Guide to Careers in Managing Public Healthcare
Despite current economic challenges, jobs in healthcare fields remain strong. Managing public healthcare well takes the skills and knowledge of professionals with diverse health career backgrounds. It is a promising and rewarding career path for those wishing to transition out of the direct patient care environment of nursing or other allied health job, but who also wish to continue working in a healthcare related field.
Healthcare facilities depend on medical and health service managers to coordinate records, streamline data procedures, consult on policy changes, and implement changes that improve the efficiency of patient care. Doctor’s offices, long term care facilities, residential treatment centers, medical centers and large hospitals all require the knowledge and skills of healthcare managers to support the complex administration of healthcare systems.
There are many different career paths available for professionals interested in managing public healthcare. Experience and educational background varies from position to position and person to person. The field is versatile and many employers offer advancement opportunities through tuition assistance programs and/or in-house training.
With on the job training and an associate of arts degree in a scientific related field, with supporting business administration classes, an entry level professional can expect to fulfill the requirements for an administrative assistant or basic healthcare data entry job.
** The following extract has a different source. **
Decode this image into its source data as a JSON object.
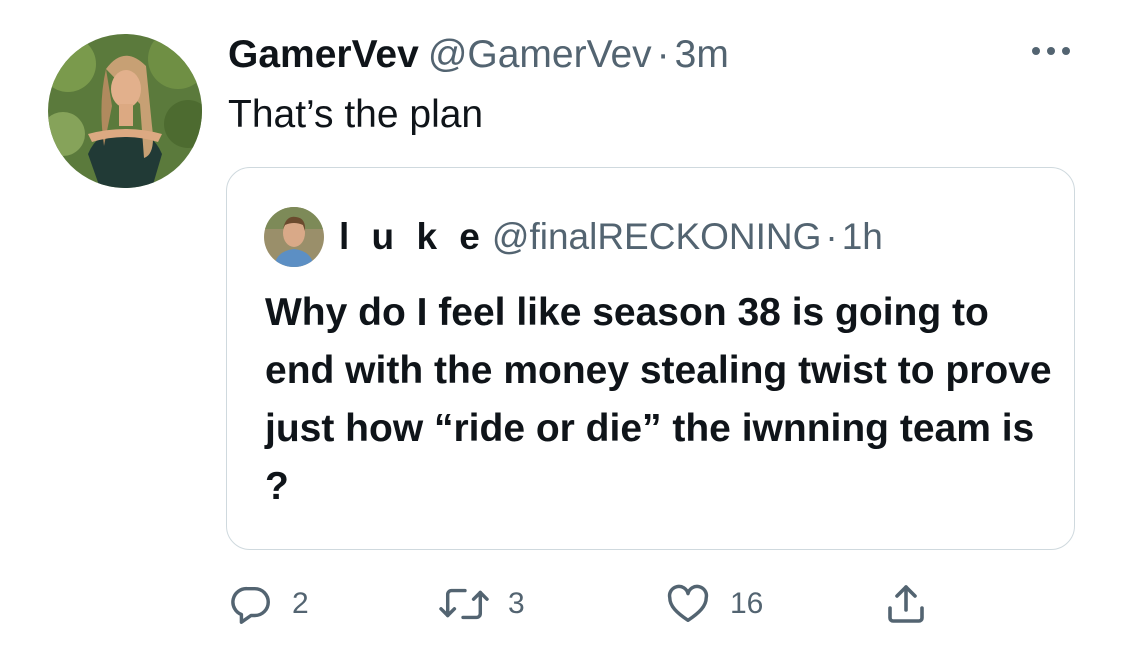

However, for those seeking advancement a four year degree is recommended.
With a bachelor’s degree from a reputable online or traditional four year college, professionals can expect increased levels of responsibility which can translate into leadership opportunities. Many health service managers hold clinical degrees and transition into management by seeking health administration classes to augment their clinical experience. Managers in public health care may work closely with doctors, nurses, IT professionals, or training executives to bring about a wide variety of increased efficiency related to patient services. Most health care managers pursue a master’s degree to remain competitive for the most coveted jobs.
Health care executives, department supervisors, assistant administrators, clinical managers, and health information managers are all specific titles related to Master’s level leadership roles in managing public healthcare. In addition to securing advanced knowledge in a health care administration, vital skills for public health care managers also include staying current in relevant technology and understanding Federal guidelines and regulations related to the management of public health care records.
The master’s degree usually includes coursework in a specialized area and generally takes two years to complete. In recent years, online courses have become available that provide flexible scheduling and offer shorter timelines for completion of the Master’s degree. Based upon one’s area of expertise, additional credentials may be required for work in special settings, such as nursing homes. See the Bureau of Labor Statistics Occupational Handbook, 2010-2011 Edition; Medical and Health Services Managers.
In university settings, a Ph.D. may be required, adding 3 to 5 more years to the educational pursuit. This usually depends on whether or not work from the master’s degree transfers toward the completion of the Ph.D. Top research positions and university teaching jobs are the main positions held by professionals holding a Ph.D. in Healthcare Administration. The most common degree among public health care leaders is a master’s degree from a reputable online or traditional college or university with regional accreditation.
Jobs in healthcare settings routinely offer a comprehensive benefit plan and room for professional growth which attracts many candidates. In addition to solid skills and a degree from a reputable institution, candidates interested in managing public health care also need strong people skills, unwavering integrity, and an ability to work well alone and as a part of a team. Ongoing professional development is an essential component of this job since the technology used to document, monitor, and report health care data is constantly evolving.
Working in public healthcare administration is an important job which helps to ensure that patient services are delivered with integrity and managed in an efficient way, in accordance with best practice standards in the field. Professionals who monitor database security and uphold confidentiality at all levels of public health care management raise the confidence in the health care system as a whole and bring an added level of comfort to patients and families who depend on the administration of health procedures and practices to go smoothly for loved ones in need. Along with the extrinsic rewards of a steady and solid income, professionals managing public healthcare also have the added intrinsic reward of knowing their contribution impacts the positive experience of patients and their families.
With so many points of entry, the field of public healthcare management is a popular choice for healthcare professionals looking to transition out of direct patient care, for career changers looking to apply their business skills in a healthcare setting, or for students who may not feel ready to lock in on one particular career path. With room for advancement and ongoing professional development, the field draws professionals who enjoy life -long learning and want to work in a field that positively impacts the public healthcare system. Many employers offer excellent benefits which can include tuition assistance for career advancement.
Growth in healthcare fields means the competition will be tough for top jobs, so it is important to seek out a quality education. Internships and networking through professional organizations may also be a way to boost marketability and add experience to your résumé while completing classes. Taking the time to gain knowledge and experience aimed at setting your credentials apart from other candidates can really pay off in a tough economy where the competition for the most desirable jobs is greatest.